Many view Banksy in a positive light, embrace his nihilistic and thought provoking imagery, and visit the pieces in person or attend his exhibitions such as Dismaland back in 2015. However, great notoriety comes with its caveats, like those who wish to deface the work as soon as they can. In this case, one such culprit succeeded – to the dismay of the townspeople and the council alike.
It only took one night after Banksy’s initial confirmation for a vandal to paint over a piece depicting one of Banksy’s iconic spray-paint creatures, a rat sitting on a deck chair, found at the seafront.
East Suffolk Council issued a statement regarding the defacement: “We are naturally appalled that someone has chosen to behave in such a selfish and mindless way given how excited we all are by the appearance of these works here on the east coast,” they stated. “We are, however, hopeful that this particular work can be restored, and are engaging with specialists.”
Apparently, upon hearing of Banksy’s involvement, the council implemented protective measures to prevent an issue like this happening and even caught the ‘vandal’ before they could finish.
It seems ironic that the nation gives so much protection to the work of artists like Banksy, whose medium isn’t meant to be forever; especially after vilification of graffiti artists around the UK and indeed the world.
Why is it that a Banksy piece can mean so much more to a town or city than the work of a youth that idolises him? These areas want to profit from whatever tourism the news of his art causes, understandably; it just feels hypocritical when disregarding and painting over the work of lesser known local artists on an everyday basis is so common.

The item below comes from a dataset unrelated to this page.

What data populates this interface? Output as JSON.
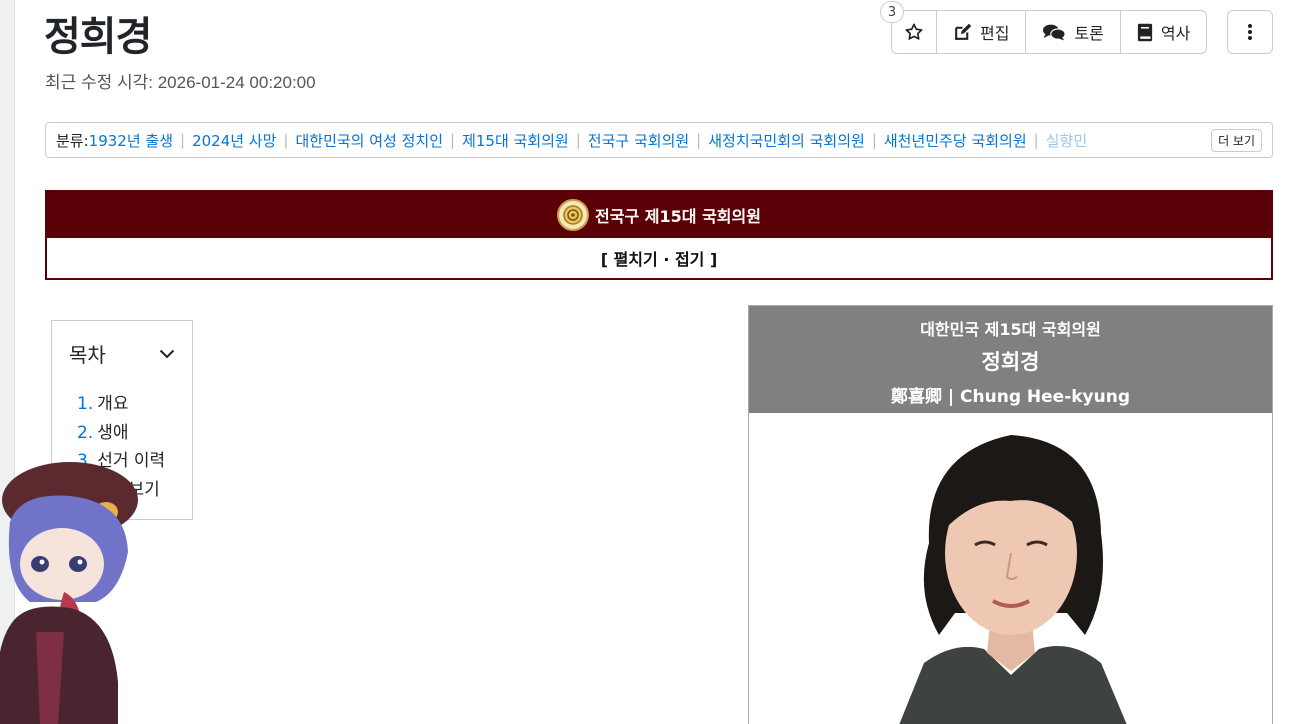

Granted, Banksy pieces do look more ‘professional’, but didn’t he also start somewhere? When you have people breaking off bits of wall to sell at auction it kind of defies the point and essence of the art, the same can be said for exhibiting the work for tourism purposes. Graffiti is meant to be painted over and is never finite, Banksy knows that, and the vandal does too. The uproar over this piece is probably exactly what Banksy had envisioned, and could demonstrate more than the art did itself.